The poignant story of a Vietnam survivor who noticed his former comrades camped out near the Vietnam Memorial brought a new face to the problem of homelessness. Ken Smith, a Boston man who started the nation's largest shelter for homeless veterans, sees a national movement building to address the emotional and economic scars many say linger on, nearly two decades after the war finally ended.
While the effects of combat stress may indeed be vastly overrated, especially with so many Vietnam veterans leading successful lives, the federal government's own estimate of 150,000 to 250,000 veterans going homeless every night cannot be dismissed. Something shattered the lives of these American citizens. Moreover, specialists who had for years debunked the notion of economic privation when a citizen-soldier donned a uniform now say that the sacrifice can be a lot larger than they once thought.

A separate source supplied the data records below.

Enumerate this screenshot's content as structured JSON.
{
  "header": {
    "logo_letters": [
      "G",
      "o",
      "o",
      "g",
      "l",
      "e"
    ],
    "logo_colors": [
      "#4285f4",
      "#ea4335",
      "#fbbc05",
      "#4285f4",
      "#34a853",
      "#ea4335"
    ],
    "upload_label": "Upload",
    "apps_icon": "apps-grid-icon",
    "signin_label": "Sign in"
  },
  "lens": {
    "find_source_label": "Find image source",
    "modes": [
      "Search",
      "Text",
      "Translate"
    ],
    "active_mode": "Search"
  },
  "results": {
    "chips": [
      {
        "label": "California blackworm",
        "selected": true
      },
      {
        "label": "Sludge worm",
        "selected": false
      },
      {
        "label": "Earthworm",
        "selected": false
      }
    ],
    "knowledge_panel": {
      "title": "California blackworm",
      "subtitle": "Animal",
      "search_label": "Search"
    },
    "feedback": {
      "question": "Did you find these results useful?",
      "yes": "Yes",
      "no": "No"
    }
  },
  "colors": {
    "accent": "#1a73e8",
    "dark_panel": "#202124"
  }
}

At bottom, the factors that have left so many Vietnam-era military veterans homeless are not unrelated to the factors pushing thousands of other disadvantaged Americans onto the streets: housing market shifts that dried up low-income housing just as the "baby boom" generation matured; labor-market shifts that put good-paying jobs out of reach for people with little education; failure of government-funded housing programs to keep pace with the needs of people on the lowest rungs of the economy during an era of diminished federal funding for social programs and the de-emphasis of official compassion for the poor.